If you find a hedgehog in the daytime there is usually something wrong with it.
It needs to be taken in to care immediately. It will probably be dehydrated and often a victim of fly strike. This is where flies realize the hog is dying and will lay their eggs on it, usually behind the ears and along the skirt as well as between the spines. You can identify this problem easily by observing the hedgehog looking for small clusters of white sausage shaped eggs. These need to be removed immediately as they hatch into maggots within 24hrs. Keep the animal warm and offer meaty cat food and water then take to your local wildlife centre or hedgehog carer.
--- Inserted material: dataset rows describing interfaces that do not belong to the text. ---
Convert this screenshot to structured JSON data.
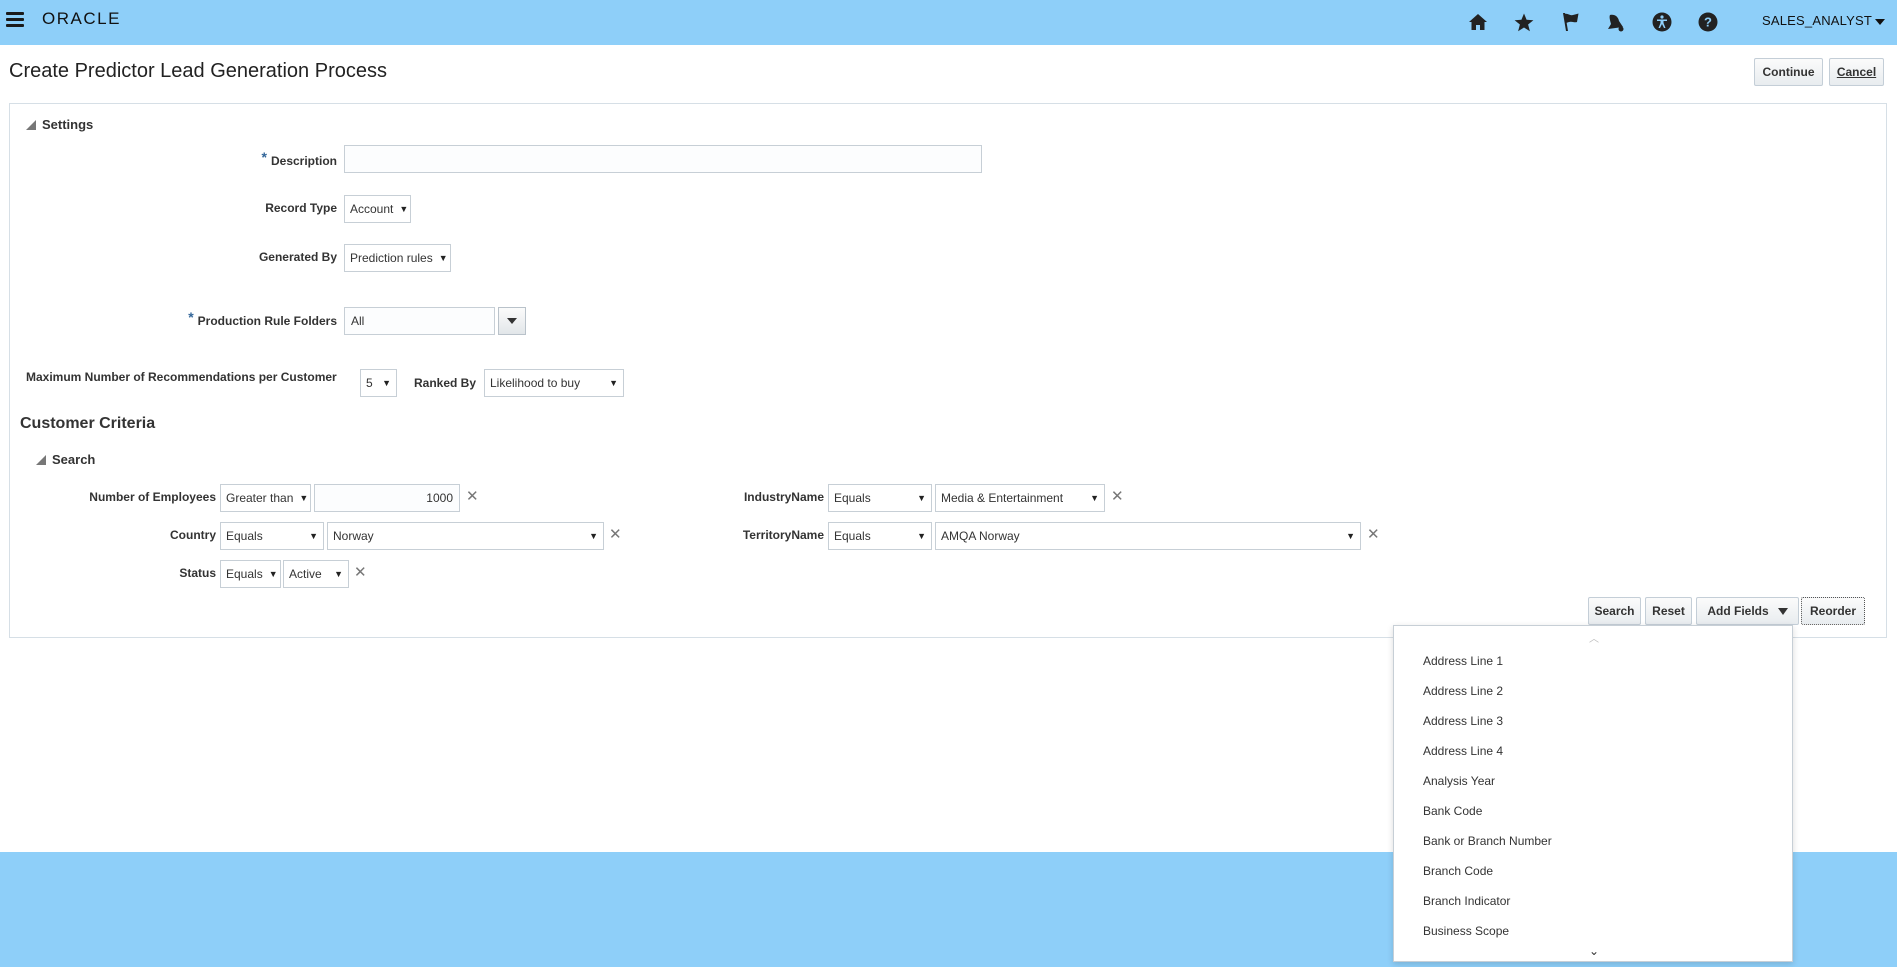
{
  "app": {
    "brand": "ORACLE",
    "user": "SALES_ANALYST",
    "icons": [
      "home-icon",
      "star-icon",
      "flag-icon",
      "bell-icon",
      "accessibility-icon",
      "help-icon"
    ]
  },
  "page": {
    "title": "Create Predictor Lead Generation Process",
    "continue_label": "Continue",
    "cancel_label": "Cancel"
  },
  "settings": {
    "header": "Settings",
    "description_label": "Description",
    "description_value": "",
    "record_type_label": "Record Type",
    "record_type_value": "Account",
    "generated_by_label": "Generated By",
    "generated_by_value": "Prediction rules",
    "rule_folders_label": "Production Rule Folders",
    "rule_folders_value": "All",
    "max_recs_label": "Maximum Number of Recommendations per Customer",
    "max_recs_value": "5",
    "ranked_by_label": "Ranked By",
    "ranked_by_value": "Likelihood to buy"
  },
  "criteria": {
    "title": "Customer Criteria",
    "search_header": "Search",
    "employees_label": "Number of Employees",
    "employees_op": "Greater than",
    "employees_value": "1000",
    "country_label": "Country",
    "country_op": "Equals",
    "country_value": "Norway",
    "status_label": "Status",
    "status_op": "Equals",
    "status_value": "Active",
    "industry_label": "IndustryName",
    "industry_op": "Equals",
    "industry_value": "Media & Entertainment",
    "territory_label": "TerritoryName",
    "territory_op": "Equals",
    "territory_value": "AMQA Norway",
    "search_btn": "Search",
    "reset_btn": "Reset",
    "add_fields_btn": "Add Fields",
    "reorder_btn": "Reorder"
  },
  "add_fields_menu": {
    "items": [
      "Address Line 1",
      "Address Line 2",
      "Address Line 3",
      "Address Line 4",
      "Analysis Year",
      "Bank Code",
      "Bank or Branch Number",
      "Branch Code",
      "Branch Indicator",
      "Business Scope"
    ]
  },
  "colors": {
    "banner": "#8ecff9",
    "panel": "#ffffff",
    "required_marker": "#336699"
  }
}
There is a golden rule with hedgehogs. If it can happen to any animal it will happen to hedgehog. They find themselves in all kinds of situations. They get court up in garden netting, trapped between sheds, fall into garden ponds, and get stuck down drains and even severed by garden strimmers. They get attacked by other animals, hit by cars, fall into cattle grids and poisoned. The main thing is if you find a hedgehog that's in distress get it to someone who knows ASAP. Other problems for hedgehogs are lung worm or other internal and external parasites, such as a heavy flea or tick burden.